First, let's try out the chain in the simulated channel: As in the previous notebook, send data via UDP to the chain:
runTransmission(15000, lambda env: SimulatedChannel(env, channelEffect=HighpassChannelEffect(gain=0.2)))
Frame data: Hi Frame data: ABC Frame data: DEF Frame data: GHI Frame data: JKL Frame data: MNO Frame data: PQR Frame data: STU Frame data: VWX Frame data: YZ Stop received from external
In above example, I send first the text
Hi to the chain. Then, I sent
ABCDEFGHIJKLMNOPQRSTUVWXYZ. As we see, all bytes are successfully received and decoded. No frames were lost. Moreover, no duplicates are shown, meaning that the duplicate detection worked successfully.

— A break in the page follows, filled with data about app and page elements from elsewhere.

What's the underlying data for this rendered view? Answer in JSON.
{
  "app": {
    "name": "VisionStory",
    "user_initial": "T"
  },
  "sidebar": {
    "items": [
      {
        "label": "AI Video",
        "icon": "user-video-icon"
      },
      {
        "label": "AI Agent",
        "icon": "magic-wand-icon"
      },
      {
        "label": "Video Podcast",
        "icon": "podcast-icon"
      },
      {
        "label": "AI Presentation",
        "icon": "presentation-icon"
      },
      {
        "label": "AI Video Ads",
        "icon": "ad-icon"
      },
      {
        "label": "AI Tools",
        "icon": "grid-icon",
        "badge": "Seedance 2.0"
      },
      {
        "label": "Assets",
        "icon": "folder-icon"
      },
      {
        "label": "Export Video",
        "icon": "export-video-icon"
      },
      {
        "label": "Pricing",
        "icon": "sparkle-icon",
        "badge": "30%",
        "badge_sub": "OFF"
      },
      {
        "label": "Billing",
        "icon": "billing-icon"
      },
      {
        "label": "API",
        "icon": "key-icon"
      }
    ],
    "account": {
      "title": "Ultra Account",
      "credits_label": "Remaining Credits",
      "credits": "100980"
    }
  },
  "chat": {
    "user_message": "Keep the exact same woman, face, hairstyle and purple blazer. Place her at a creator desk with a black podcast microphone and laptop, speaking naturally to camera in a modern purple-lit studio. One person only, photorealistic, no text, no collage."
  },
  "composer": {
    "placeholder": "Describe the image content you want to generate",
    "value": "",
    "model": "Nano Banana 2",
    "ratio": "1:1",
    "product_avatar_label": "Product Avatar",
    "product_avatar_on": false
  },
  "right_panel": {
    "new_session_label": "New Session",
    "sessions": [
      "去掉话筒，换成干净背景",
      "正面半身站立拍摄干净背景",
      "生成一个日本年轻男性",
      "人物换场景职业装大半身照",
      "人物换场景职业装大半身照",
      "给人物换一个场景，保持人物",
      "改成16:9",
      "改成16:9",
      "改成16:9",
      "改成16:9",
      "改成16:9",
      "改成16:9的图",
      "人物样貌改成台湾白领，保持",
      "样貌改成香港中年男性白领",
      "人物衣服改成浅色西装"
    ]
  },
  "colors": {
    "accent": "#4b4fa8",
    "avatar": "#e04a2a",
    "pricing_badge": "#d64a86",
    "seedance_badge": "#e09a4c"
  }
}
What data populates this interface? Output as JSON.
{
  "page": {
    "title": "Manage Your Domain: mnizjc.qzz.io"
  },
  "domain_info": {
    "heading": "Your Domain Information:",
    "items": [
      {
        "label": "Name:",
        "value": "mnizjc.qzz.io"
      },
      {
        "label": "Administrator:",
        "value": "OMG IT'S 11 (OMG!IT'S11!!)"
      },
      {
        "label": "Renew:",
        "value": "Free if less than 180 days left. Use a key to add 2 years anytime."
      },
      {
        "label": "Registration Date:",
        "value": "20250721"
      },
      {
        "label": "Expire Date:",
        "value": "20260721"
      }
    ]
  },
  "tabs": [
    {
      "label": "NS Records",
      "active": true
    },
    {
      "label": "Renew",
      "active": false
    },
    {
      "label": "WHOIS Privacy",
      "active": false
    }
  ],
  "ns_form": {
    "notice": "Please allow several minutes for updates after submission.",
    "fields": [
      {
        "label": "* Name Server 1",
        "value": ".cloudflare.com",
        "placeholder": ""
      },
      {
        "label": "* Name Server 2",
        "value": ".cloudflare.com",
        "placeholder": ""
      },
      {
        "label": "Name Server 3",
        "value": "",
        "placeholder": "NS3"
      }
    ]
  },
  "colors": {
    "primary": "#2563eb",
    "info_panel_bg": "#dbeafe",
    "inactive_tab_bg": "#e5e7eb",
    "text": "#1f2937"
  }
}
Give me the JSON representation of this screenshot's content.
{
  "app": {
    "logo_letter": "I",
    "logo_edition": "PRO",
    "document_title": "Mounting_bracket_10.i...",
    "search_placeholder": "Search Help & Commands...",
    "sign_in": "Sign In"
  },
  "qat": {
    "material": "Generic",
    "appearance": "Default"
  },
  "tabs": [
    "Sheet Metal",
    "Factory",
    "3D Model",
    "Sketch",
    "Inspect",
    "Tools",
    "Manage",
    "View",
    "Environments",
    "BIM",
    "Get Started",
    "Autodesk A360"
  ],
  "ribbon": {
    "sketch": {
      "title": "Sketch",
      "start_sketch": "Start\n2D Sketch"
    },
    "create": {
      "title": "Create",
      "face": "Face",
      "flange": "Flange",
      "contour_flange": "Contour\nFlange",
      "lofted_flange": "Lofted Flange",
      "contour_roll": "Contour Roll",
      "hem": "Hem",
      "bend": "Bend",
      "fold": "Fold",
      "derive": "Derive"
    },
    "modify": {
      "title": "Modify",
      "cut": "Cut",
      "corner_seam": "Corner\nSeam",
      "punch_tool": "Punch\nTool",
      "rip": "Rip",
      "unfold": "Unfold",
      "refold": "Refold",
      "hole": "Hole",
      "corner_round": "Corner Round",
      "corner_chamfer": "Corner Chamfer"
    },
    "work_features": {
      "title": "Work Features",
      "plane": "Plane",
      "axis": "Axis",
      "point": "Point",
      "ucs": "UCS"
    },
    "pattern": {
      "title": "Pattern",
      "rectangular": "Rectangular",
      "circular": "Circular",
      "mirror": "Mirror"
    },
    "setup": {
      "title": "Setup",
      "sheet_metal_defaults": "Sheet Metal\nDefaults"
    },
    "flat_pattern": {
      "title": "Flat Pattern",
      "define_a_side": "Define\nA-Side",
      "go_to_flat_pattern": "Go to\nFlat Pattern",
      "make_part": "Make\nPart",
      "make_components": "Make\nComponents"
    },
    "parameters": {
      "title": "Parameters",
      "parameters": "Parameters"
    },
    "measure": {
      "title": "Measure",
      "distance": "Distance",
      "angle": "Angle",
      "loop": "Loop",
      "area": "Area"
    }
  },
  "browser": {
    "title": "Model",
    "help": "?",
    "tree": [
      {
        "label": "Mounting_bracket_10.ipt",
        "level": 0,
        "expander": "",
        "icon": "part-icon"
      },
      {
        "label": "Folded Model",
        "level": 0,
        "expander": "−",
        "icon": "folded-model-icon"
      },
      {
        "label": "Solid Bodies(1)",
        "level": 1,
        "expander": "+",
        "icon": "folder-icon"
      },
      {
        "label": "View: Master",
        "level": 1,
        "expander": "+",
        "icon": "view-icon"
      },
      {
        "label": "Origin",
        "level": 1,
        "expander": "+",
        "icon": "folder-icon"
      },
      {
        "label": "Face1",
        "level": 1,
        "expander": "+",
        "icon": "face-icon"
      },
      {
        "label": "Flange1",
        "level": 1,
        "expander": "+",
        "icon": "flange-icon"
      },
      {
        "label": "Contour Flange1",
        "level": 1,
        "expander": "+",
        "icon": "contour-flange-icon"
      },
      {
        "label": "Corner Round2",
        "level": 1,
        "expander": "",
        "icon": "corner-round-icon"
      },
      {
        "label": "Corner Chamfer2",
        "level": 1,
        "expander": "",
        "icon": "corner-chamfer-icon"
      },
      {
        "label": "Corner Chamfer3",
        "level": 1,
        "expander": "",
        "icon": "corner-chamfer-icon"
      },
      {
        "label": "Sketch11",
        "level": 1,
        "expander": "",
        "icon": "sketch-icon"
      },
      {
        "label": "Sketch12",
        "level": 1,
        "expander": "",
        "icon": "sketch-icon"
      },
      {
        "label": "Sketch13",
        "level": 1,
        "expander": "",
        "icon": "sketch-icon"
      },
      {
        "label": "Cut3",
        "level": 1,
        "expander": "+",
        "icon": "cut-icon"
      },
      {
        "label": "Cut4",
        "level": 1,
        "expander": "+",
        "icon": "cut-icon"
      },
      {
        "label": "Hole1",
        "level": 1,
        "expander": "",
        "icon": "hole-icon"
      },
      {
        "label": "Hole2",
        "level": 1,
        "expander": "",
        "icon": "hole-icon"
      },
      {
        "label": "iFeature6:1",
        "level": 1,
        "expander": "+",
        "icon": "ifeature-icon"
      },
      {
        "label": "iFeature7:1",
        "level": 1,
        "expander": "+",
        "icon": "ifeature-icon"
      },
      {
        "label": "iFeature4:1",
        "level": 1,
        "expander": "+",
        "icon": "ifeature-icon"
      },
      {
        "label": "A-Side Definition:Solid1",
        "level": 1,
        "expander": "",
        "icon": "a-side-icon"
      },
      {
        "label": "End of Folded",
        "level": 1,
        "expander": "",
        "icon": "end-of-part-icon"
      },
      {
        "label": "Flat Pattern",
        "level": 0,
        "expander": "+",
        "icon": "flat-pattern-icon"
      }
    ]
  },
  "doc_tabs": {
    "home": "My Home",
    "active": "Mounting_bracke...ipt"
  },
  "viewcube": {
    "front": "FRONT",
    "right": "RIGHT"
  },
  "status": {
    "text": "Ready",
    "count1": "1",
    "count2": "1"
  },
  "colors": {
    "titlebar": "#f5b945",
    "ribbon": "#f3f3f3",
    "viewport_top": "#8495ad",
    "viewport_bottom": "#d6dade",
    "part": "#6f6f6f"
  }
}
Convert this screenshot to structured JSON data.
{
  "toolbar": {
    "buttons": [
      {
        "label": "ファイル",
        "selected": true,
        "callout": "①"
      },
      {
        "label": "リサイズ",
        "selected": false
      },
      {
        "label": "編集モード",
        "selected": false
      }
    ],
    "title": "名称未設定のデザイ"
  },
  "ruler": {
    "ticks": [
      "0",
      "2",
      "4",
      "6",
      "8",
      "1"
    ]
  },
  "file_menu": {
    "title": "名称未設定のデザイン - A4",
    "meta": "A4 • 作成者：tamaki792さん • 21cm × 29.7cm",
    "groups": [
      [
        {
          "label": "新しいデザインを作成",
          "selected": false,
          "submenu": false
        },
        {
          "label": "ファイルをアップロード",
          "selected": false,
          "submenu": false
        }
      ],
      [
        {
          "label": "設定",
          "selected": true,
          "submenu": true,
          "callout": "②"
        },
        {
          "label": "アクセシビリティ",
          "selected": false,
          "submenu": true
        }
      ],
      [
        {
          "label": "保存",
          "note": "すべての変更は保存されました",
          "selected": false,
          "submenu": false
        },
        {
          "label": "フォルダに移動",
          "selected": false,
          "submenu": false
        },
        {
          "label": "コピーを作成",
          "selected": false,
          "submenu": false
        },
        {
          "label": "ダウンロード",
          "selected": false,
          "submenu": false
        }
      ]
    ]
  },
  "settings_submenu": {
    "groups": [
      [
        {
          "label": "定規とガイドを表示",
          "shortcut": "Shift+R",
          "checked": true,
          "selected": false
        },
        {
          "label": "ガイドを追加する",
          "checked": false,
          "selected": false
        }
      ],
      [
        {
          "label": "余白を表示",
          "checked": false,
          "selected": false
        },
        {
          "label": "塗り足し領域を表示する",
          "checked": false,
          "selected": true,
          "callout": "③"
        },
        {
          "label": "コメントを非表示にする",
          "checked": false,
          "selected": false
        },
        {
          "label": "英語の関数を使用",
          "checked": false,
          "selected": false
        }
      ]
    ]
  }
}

Now, let's eventually try out the transmission over the real audio channel:
Frame data: ABC Frame data: DEF Frame data: GHI Frame data: JKL Frame data: MNO Frame data: PQR Frame data: STU Frame data: VWX Frame data: YZ
Again, we received all frames and no frames were lost. Hence, we have successfully mitigated the problem of losing frames due to the erroneous header bits. However, unquestionably, the transmission efficiency is very low, as we have to transmit every frame 3 times.
We have now reached the end of this little toy example of a digital transmission system. Throughout the course, we have gained some hands-on knowledge on the following points:
It is clear, that the presented techniques are not optimized for efficiency. For example, the employed repetition code is very weak, and the frame detection based on the header is very error-prone. Instead, we used the simplest methods possible to achieve a reliable transmission.
Moreover, throughout the course, we did not focus on mathematics, but only on applications. For more information about the theoretical background, see e.g. the articles at http://dspillustrations.com.